Howland F, Bonilla-Findji O, Loboguerrero AM, Peterson C, Nyaega L. 2014. Learning from each other: Latin America and Senegal exchange innovative climate approaches for smallholder farmers. UNEP South-South Cooperation Case Studies. Nairobi, Kenya: UNEP.http://www.unep.org/south-south-cooperation/case/casefiles.aspx?csno=141 Smallholder farmers in the developing world are particularly vulnerable to the impacts of climate fluctuations and weather extremes. While these farming communities have survived by mastering the ability to adapt to an increasingly uncertain climate, their indigenous knowledge and traditional coping practices has been overwhelmed. Supporting farmers with effective weather and climate information and advisory services for agricultural decision making is a key strategy for reducing risk and enhancing food security in already vulnerable areas. However, broadening the impact of climate services in vulnerable communities has been a challenge. Several initiatives in Sub-Saharan Africa and Latin America have used innovative approaches to overcome these challenges. By communicating and applying seasonal forecast information in these two regions through pilot-scale projects, they demonstrate good practice and provide valuable insights such as it has been evidenced in Senegal. In Senegal, where the rainy seasons are short and the climate is highly uncertain, a pilot project was developed by the CGIAR Research Program on Climate Change, Agriculture and Food Security (CCAFS) and the Senegalese National Meteorological Agency (ANACIM) in 2010, to provide climatic forecasts to small farmers in the main agricultural region, Kaffrine. By integrating climatic information into the development and planning of agricultural practices, this participatory project helped farmers to make better-informed decisions about planting and harvesting and ultimately cope with risk. Likewise, with the support of CCAFS, Colombia has been working on similar themes under an agreement between the International Center for Tropical Agriculture (CIAT) and the Ministry of Agriculture and Rural Development (MADR), with the aim of strengthening the adaptive capacity of the agriculture and livestock sectors to climate variability and change and improving resource-efficiency in the production systems of priority regions. The agreement’s goal is that Colombian agriculture moves away from being defined by the climate, and that, on the contrary, farmers are the ones managing the climate. The CCAFS project’s successes in Senegal and Colombia are being replicated in Honduras. This conjunction of institutions and research themes led to the idea of creating a knowledge exchange programme between the three countries to generate mutual learning on adaptation processes in the agriculture and livestock sectors and thus face the risks generated by climatic phenomena through new ideas and collaborations.

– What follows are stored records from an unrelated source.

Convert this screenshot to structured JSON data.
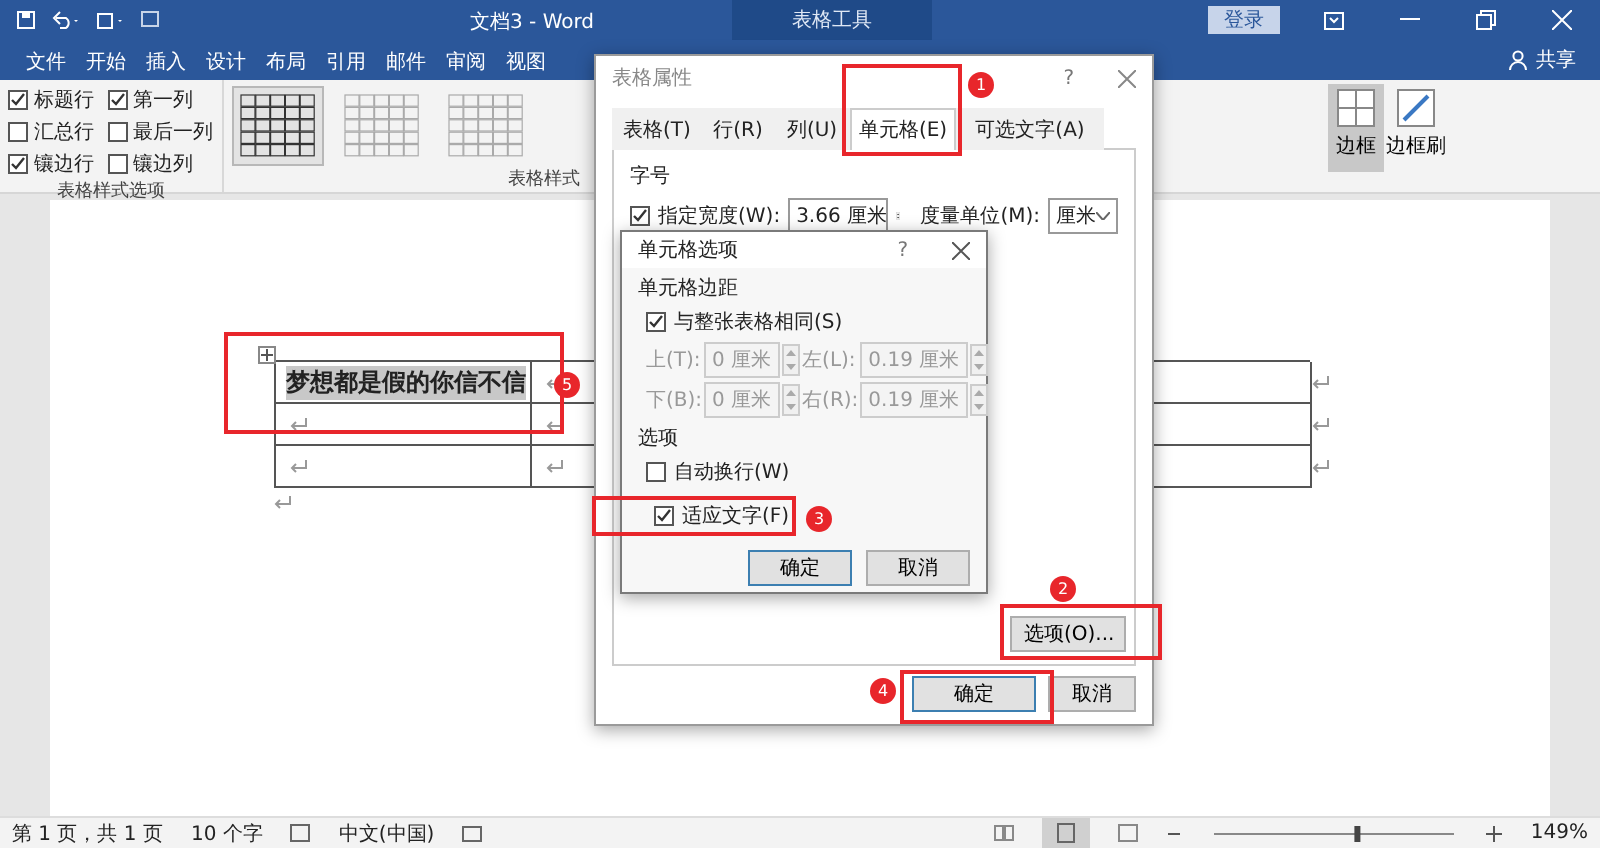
{
  "title_bar": {
    "title": "文档3 - Word",
    "context_tab": "表格工具",
    "sign_in": "登录"
  },
  "ribbon_tabs": [
    {
      "label": "文件",
      "selected": false
    },
    {
      "label": "开始",
      "selected": false
    },
    {
      "label": "插入",
      "selected": false
    },
    {
      "label": "设计",
      "selected": false
    },
    {
      "label": "布局",
      "selected": false
    },
    {
      "label": "引用",
      "selected": false
    },
    {
      "label": "邮件",
      "selected": false
    },
    {
      "label": "审阅",
      "selected": false
    },
    {
      "label": "视图",
      "selected": false
    }
  ],
  "share": "共享",
  "ribbon": {
    "style_options": {
      "label": "表格样式选项",
      "items": [
        {
          "label": "标题行",
          "checked": true
        },
        {
          "label": "第一列",
          "checked": true
        },
        {
          "label": "汇总行",
          "checked": false
        },
        {
          "label": "最后一列",
          "checked": false
        },
        {
          "label": "镶边行",
          "checked": true
        },
        {
          "label": "镶边列",
          "checked": false
        }
      ]
    },
    "table_styles": {
      "label": "表格样式"
    },
    "borders": [
      {
        "label": "边框",
        "selected": true
      },
      {
        "label": "边框刷",
        "selected": false
      }
    ]
  },
  "document": {
    "table": {
      "rows": [
        [
          {
            "text": "梦想都是假的你信不信",
            "selected": true
          },
          {
            "text": ""
          }
        ],
        [
          {
            "text": ""
          },
          {
            "text": ""
          }
        ],
        [
          {
            "text": ""
          },
          {
            "text": ""
          }
        ]
      ]
    }
  },
  "table_properties": {
    "title": "表格属性",
    "help": "?",
    "tabs": [
      {
        "label": "表格(T)",
        "selected": false
      },
      {
        "label": "行(R)",
        "selected": false
      },
      {
        "label": "列(U)",
        "selected": false
      },
      {
        "label": "单元格(E)",
        "selected": true
      },
      {
        "label": "可选文字(A)",
        "selected": false
      }
    ],
    "section": "字号",
    "width_check": {
      "label": "指定宽度(W):",
      "checked": true
    },
    "width_value": "3.66 厘米",
    "unit_label": "度量单位(M):",
    "unit_value": "厘米",
    "options_button": "选项(O)...",
    "ok": "确定",
    "cancel": "取消"
  },
  "cell_options": {
    "title": "单元格选项",
    "help": "?",
    "margins_label": "单元格边距",
    "same_as_table": {
      "label": "与整张表格相同(S)",
      "checked": true
    },
    "margins": [
      {
        "label": "上(T):",
        "value": "0 厘米"
      },
      {
        "label": "左(L):",
        "value": "0.19 厘米"
      },
      {
        "label": "下(B):",
        "value": "0 厘米"
      },
      {
        "label": "右(R):",
        "value": "0.19 厘米"
      }
    ],
    "options_label": "选项",
    "options": [
      {
        "label": "自动换行(W)",
        "checked": false
      },
      {
        "label": "适应文字(F)",
        "checked": true
      }
    ],
    "ok": "确定",
    "cancel": "取消"
  },
  "annotations": [
    {
      "number": "1"
    },
    {
      "number": "2"
    },
    {
      "number": "3"
    },
    {
      "number": "4"
    },
    {
      "number": "5"
    }
  ],
  "status_bar": {
    "page": "第 1 页，共 1 页",
    "words": "10 个字",
    "language": "中文(中国)",
    "zoom": "149%",
    "zoom_slider": {
      "level": 0.6
    }
  }
}
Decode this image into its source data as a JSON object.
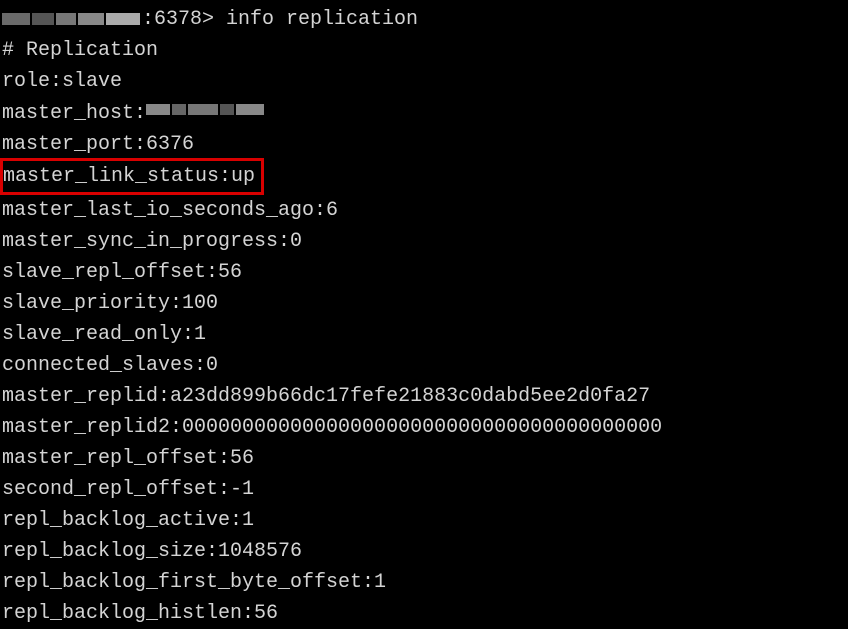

MADR-CIAT Agreement. 2014. Logros y retos de la agricultura colombiana frente al cambio climático. Cali, Colombia: Centro Internacional de Agricultura Tropical (CIAT).http://www.aclimatecolombia.org/download/Investigacion%20Uno/Revista%20Final.pdf This booklet (Spanish) introduces the MADR-CIAT-CCAFS Agreement and presents the achievements and challenges of climate-smart agriculture in Colombia. The booklet presents a summary of various articles, which are accessible in full on the website Alliance’s (http://www.aclimatecolombia.org/).
MADR and CIAT Agreement Webpagehttp://www.aclimatecolombia.org/ Website (Spanish) of the Colombian Alliance on Technical and Scientific Cooperation, a collaboration between the Colombian Ministry for Agriculture and Rural Development (MADR), the International Center for Tropical Agriculture (CIAT) and the CGIAR Research Program on Climate Change, Agriculture and Food Security (CCAFS). The website provides information regarding the Alliance’s research themes, as well as an archive of informational resources.